Before the next stop, the young guy got up, still texting. The dog edged toward him, nudging his leg. Finally, he looked down.

“Don’t pet the dog!” The blind guy yanked on the harness. “Read the fucking sign.”

The young guy froze, as the train slammed to a stop. “Dude . . . I didn’t pet him.”

“Her,” the blind guy said, coldly.

Oh, jeez, Samantha thought.

“Nobody pets guide dogs,” the young guy said, looking anxiously at Samantha. “You go to hell for that.” He hurried off the train.

“That’s right,” the blind guy said.

Lots of people got on. Before any could sit, Samantha ran and sat by the dog. She caught her breath, as it laid its paw on her foot.

“Wow,” she said.

The car was filling up, fast. Still, she reached out to stroke the dog’s head.

“Hey!” some suited guy yelled. “What’s wrong with you?”

“You don’t pet seeing-eye dogs,” said a bitchy-looking lady. She stood close to the blind guy, who nodded, triumphantly.

Samantha’s face burned. But the dog was waiting.

“Should be ashamed,” the bitch hissed. All in purple, she was dressed, like a real kook. And she needed a root job.

From where she sat, Samantha could see right into Purple Bitch’s huge, open purse. Served her right if someone snatched all she had.

“Fuck you!” Samantha said.

People gasped. They kept staring as she ruffled the dog’s ears, then lay her cheek on its head. “It’s OK,” she whispered. The dog turned and licked her face.

When she looked up, the “blind” guy was cleaning out Purple Bitch’s purse: wallet, laptop, phone.

He checked the time on the phone.

Samantha smiled.

The train stopped, and the doors flew open.
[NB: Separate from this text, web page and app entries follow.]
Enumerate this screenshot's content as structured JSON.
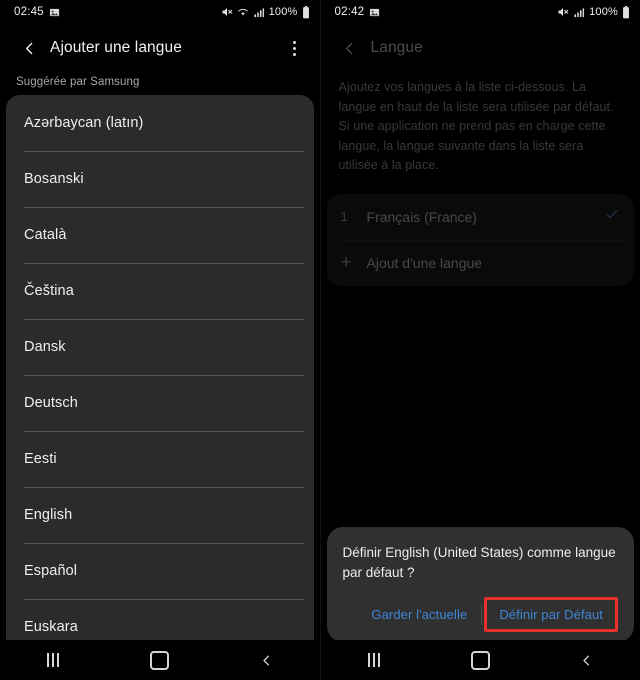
{
  "left": {
    "status": {
      "time": "02:45",
      "icons": [
        "image-icon",
        "mute-icon",
        "wifi-icon",
        "signal-icon"
      ],
      "battery_percent": "100%"
    },
    "appbar": {
      "back_icon": "back-chevron-icon",
      "title": "Ajouter une langue",
      "overflow_icon": "overflow-menu-icon"
    },
    "section_label": "Suggérée par Samsung",
    "languages": [
      "Azərbaycan (latın)",
      "Bosanski",
      "Català",
      "Čeština",
      "Dansk",
      "Deutsch",
      "Eesti",
      "English",
      "Español",
      "Euskara"
    ]
  },
  "right": {
    "status": {
      "time": "02:42",
      "icons": [
        "image-icon",
        "mute-icon",
        "signal-icon"
      ],
      "battery_percent": "100%"
    },
    "appbar": {
      "back_icon": "back-chevron-icon",
      "title": "Langue"
    },
    "description": "Ajoutez vos langues à la liste ci-dessous. La langue en haut de la liste sera utilisée par défaut. Si une application ne prend pas en charge cette langue, la langue suivante dans la liste sera utilisée à la place.",
    "language_rows": [
      {
        "index": "1",
        "label": "Français (France)",
        "checked": true
      },
      {
        "index": "+",
        "label": "Ajout d'une langue",
        "checked": false
      }
    ],
    "dialog": {
      "message": "Définir English (United States) comme langue par défaut ?",
      "cancel_label": "Garder l'actuelle",
      "confirm_label": "Définir par Défaut",
      "highlight_color": "#e8312a",
      "button_text_color": "#3e86d8"
    }
  },
  "navbar": {
    "recents_icon": "recents-icon",
    "home_icon": "home-icon",
    "back_icon": "back-icon"
  }
}
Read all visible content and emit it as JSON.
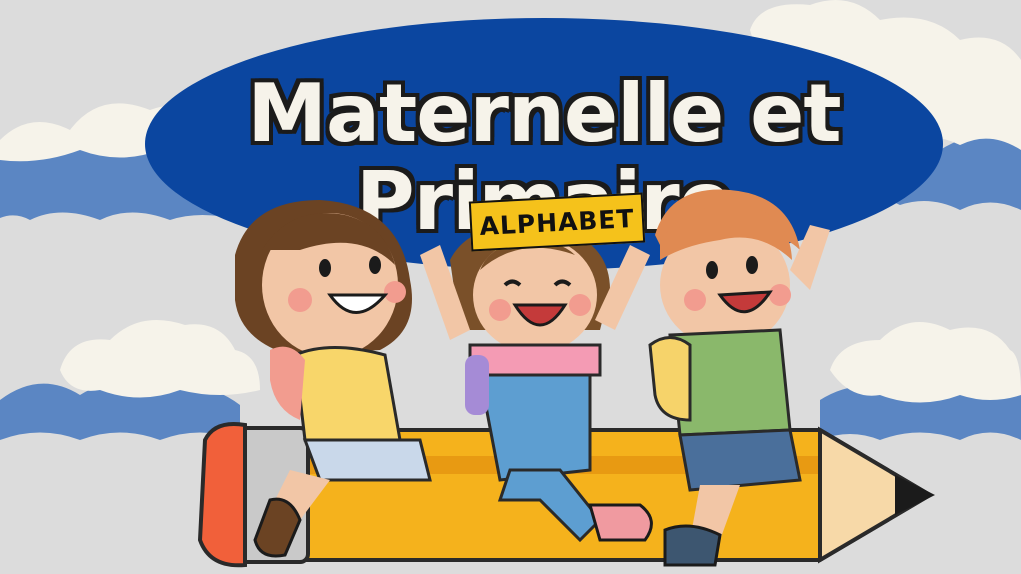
{
  "title": "Maternelle et Primaire",
  "tag": "ALPHABET",
  "colors": {
    "background": "#dcdcdc",
    "oval": "#0b46a0",
    "title_text": "#f6f3ea",
    "tag_bg": "#f5c21b",
    "clouds": "#f6f3ea",
    "cloud_shadow": "#5b86c3",
    "pencil": "#f5b21c"
  },
  "illustration": {
    "subjects": [
      "girl-brown-hair-icon",
      "girl-overalls-icon",
      "boy-orange-hair-icon",
      "pencil-icon"
    ]
  }
}
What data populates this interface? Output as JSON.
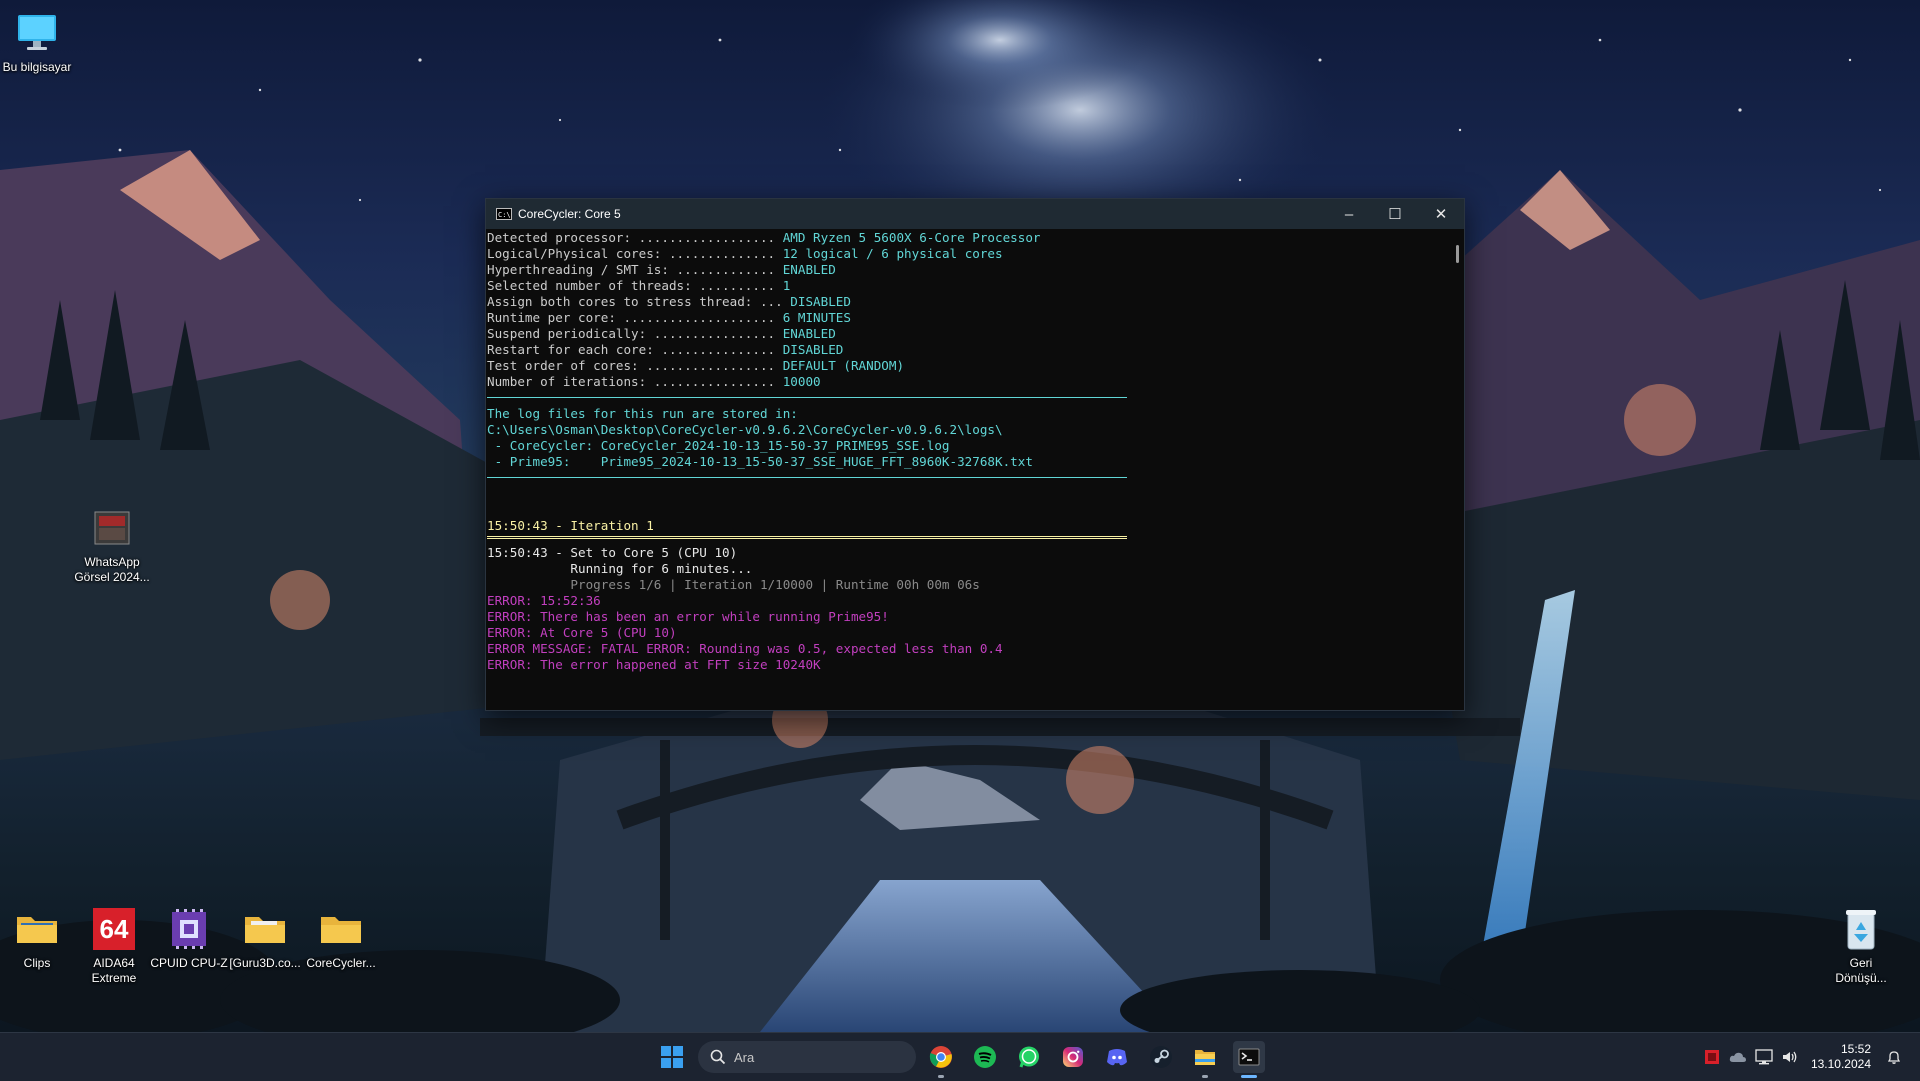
{
  "desktop": {
    "icons": [
      {
        "label": "Bu bilgisayar"
      },
      {
        "label": "WhatsApp\nGörsel 2024..."
      },
      {
        "label": "Clips"
      },
      {
        "label": "AIDA64\nExtreme"
      },
      {
        "label": "CPUID CPU-Z"
      },
      {
        "label": "[Guru3D.co..."
      },
      {
        "label": "CoreCycler..."
      },
      {
        "label": "Geri\nDönüşü..."
      }
    ],
    "aida_badge": "64"
  },
  "window": {
    "title": "CoreCycler: Core 5",
    "buttons": {
      "minimize": "–",
      "maximize": "☐",
      "close": "✕"
    }
  },
  "console": {
    "info": [
      {
        "key": "Detected processor: ..................",
        "value": "AMD Ryzen 5 5600X 6-Core Processor"
      },
      {
        "key": "Logical/Physical cores: ..............",
        "value": "12 logical / 6 physical cores"
      },
      {
        "key": "Hyperthreading / SMT is: .............",
        "value": "ENABLED"
      },
      {
        "key": "Selected number of threads: ..........",
        "value": "1"
      },
      {
        "key": "Assign both cores to stress thread: ...",
        "value": "DISABLED"
      },
      {
        "key": "Runtime per core: ....................",
        "value": "6 MINUTES"
      },
      {
        "key": "Suspend periodically: ................",
        "value": "ENABLED"
      },
      {
        "key": "Restart for each core: ...............",
        "value": "DISABLED"
      },
      {
        "key": "Test order of cores: .................",
        "value": "DEFAULT (RANDOM)"
      },
      {
        "key": "Number of iterations: ................",
        "value": "10000"
      }
    ],
    "log_header": "The log files for this run are stored in:",
    "log_path": "C:\\Users\\Osman\\Desktop\\CoreCycler-v0.9.6.2\\CoreCycler-v0.9.6.2\\logs\\",
    "log_corecycler": " - CoreCycler: CoreCycler_2024-10-13_15-50-37_PRIME95_SSE.log",
    "log_prime95": " - Prime95:    Prime95_2024-10-13_15-50-37_SSE_HUGE_FFT_8960K-32768K.txt",
    "iteration_line": "15:50:43 - Iteration 1",
    "set_core_line": "15:50:43 - Set to Core 5 (CPU 10)",
    "running_line": "           Running for 6 minutes...",
    "progress_line": "           Progress 1/6 | Iteration 1/10000 | Runtime 00h 00m 06s",
    "errors": [
      "ERROR: 15:52:36",
      "ERROR: There has been an error while running Prime95!",
      "ERROR: At Core 5 (CPU 10)",
      "ERROR MESSAGE: FATAL ERROR: Rounding was 0.5, expected less than 0.4",
      "ERROR: The error happened at FFT size 10240K"
    ]
  },
  "taskbar": {
    "search_placeholder": "Ara",
    "apps": [
      "start-icon",
      "chrome-icon",
      "spotify-icon",
      "whatsapp-icon",
      "instagram-icon",
      "discord-icon",
      "steam-icon",
      "file-explorer-icon",
      "terminal-icon"
    ],
    "clock_time": "15:52",
    "clock_date": "13.10.2024"
  },
  "colors": {
    "console_bg": "#0c0c0c",
    "console_text": "#cccccc",
    "console_cyan": "#61d6d6",
    "console_yellow": "#f9f1a5",
    "console_error": "#c23fbf",
    "taskbar_bg": "#1c2330"
  }
}
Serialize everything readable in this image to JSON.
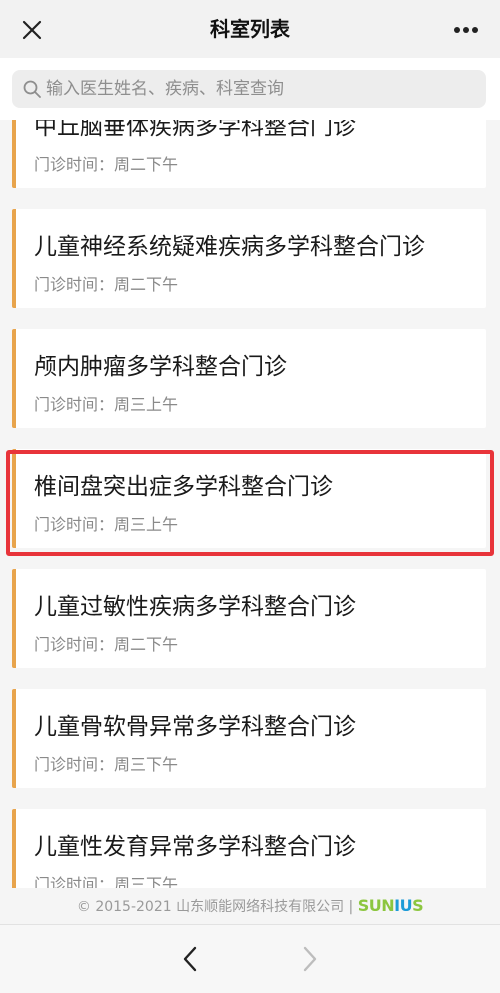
{
  "header": {
    "title": "科室列表",
    "close_icon": "close-icon",
    "more_icon": "more-icon"
  },
  "search": {
    "placeholder": "输入医生姓名、疾病、科室查询",
    "value": ""
  },
  "departments": [
    {
      "name": "中丘脑垂体疾病多学科整合门诊",
      "time": "门诊时间：周二下午"
    },
    {
      "name": "儿童神经系统疑难疾病多学科整合门诊",
      "time": "门诊时间：周二下午"
    },
    {
      "name": "颅内肿瘤多学科整合门诊",
      "time": "门诊时间：周三上午"
    },
    {
      "name": "椎间盘突出症多学科整合门诊",
      "time": "门诊时间：周三上午"
    },
    {
      "name": "儿童过敏性疾病多学科整合门诊",
      "time": "门诊时间：周二下午"
    },
    {
      "name": "儿童骨软骨异常多学科整合门诊",
      "time": "门诊时间：周三下午"
    },
    {
      "name": "儿童性发育异常多学科整合门诊",
      "time": "门诊时间：周三下午"
    }
  ],
  "highlighted_index": 3,
  "footer": {
    "copyright": "© 2015-2021 山东顺能网络科技有限公司 |",
    "logo_text": "SUNIUS"
  },
  "colors": {
    "accent": "#e8a44c",
    "highlight": "#e8343a",
    "logo_green": "#8cc63f",
    "logo_blue": "#1d9bd7"
  }
}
On their way out, people still gave her disgusted looks.

“Don’t work too hard!” she told the dog, as the thief dragged it out the door.



Cindy is a Jersey girl who looks like a Mob Wife and talks like Anybody’s from West Side Story. She works out a lot, so needs no excuse to do whatever she wants. She hates shopping and shoes, chick lit and chick flicks. She’s been published in the usual places, such as Hardboiled; Shotgun Honey, Twisted Sister, A Twist of Noir; Beat to a Pulp; Pulp Metal; Thrillers, Killers, n’ Chillers; Mysterical-E; and Powder Burn Flash. She is the editor of the ezine, Yellow Mama. She’s also a Gemini, an animal rights activist, and a Christian.

In Association with Black Petals & Fossil Publications 2017